▶ **Task to complete**
Give back all the data exactly as it was written.

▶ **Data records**
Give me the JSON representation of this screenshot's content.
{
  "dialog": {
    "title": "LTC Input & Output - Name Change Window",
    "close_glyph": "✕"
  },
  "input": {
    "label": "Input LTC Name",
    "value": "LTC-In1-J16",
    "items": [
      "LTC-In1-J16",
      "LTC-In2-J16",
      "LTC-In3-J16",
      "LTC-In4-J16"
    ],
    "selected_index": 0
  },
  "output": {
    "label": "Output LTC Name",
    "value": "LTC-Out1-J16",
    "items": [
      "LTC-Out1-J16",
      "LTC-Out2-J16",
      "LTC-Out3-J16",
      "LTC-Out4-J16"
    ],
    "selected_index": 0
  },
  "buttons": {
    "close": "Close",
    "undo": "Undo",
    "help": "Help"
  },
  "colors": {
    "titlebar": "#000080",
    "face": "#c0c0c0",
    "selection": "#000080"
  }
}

▶ **Reply**
Give me the JSON representation of this screenshot's content.
{
  "dialog": {
    "title": "LTC Input & Output - Name Change Window",
    "close_glyph": "✕"
  },
  "input": {
    "label": "Input LTC Name",
    "value": "LTC-In1-J16",
    "items": [
      "LTC-In1-J16",
      "LTC-In2-J16",
      "LTC-In3-J16",
      "LTC-In4-J16"
    ],
    "selected_index": 0
  },
  "output": {
    "label": "Output LTC Name",
    "value": "LTC-Out1-J16",
    "items": [
      "LTC-Out1-J16",
      "LTC-Out2-J16",
      "LTC-Out3-J16",
      "LTC-Out4-J16"
    ],
    "selected_index": 0
  },
  "buttons": {
    "close": "Close",
    "undo": "Undo",
    "help": "Help"
  },
  "colors": {
    "titlebar": "#000080",
    "face": "#c0c0c0",
    "selection": "#000080"
  }
}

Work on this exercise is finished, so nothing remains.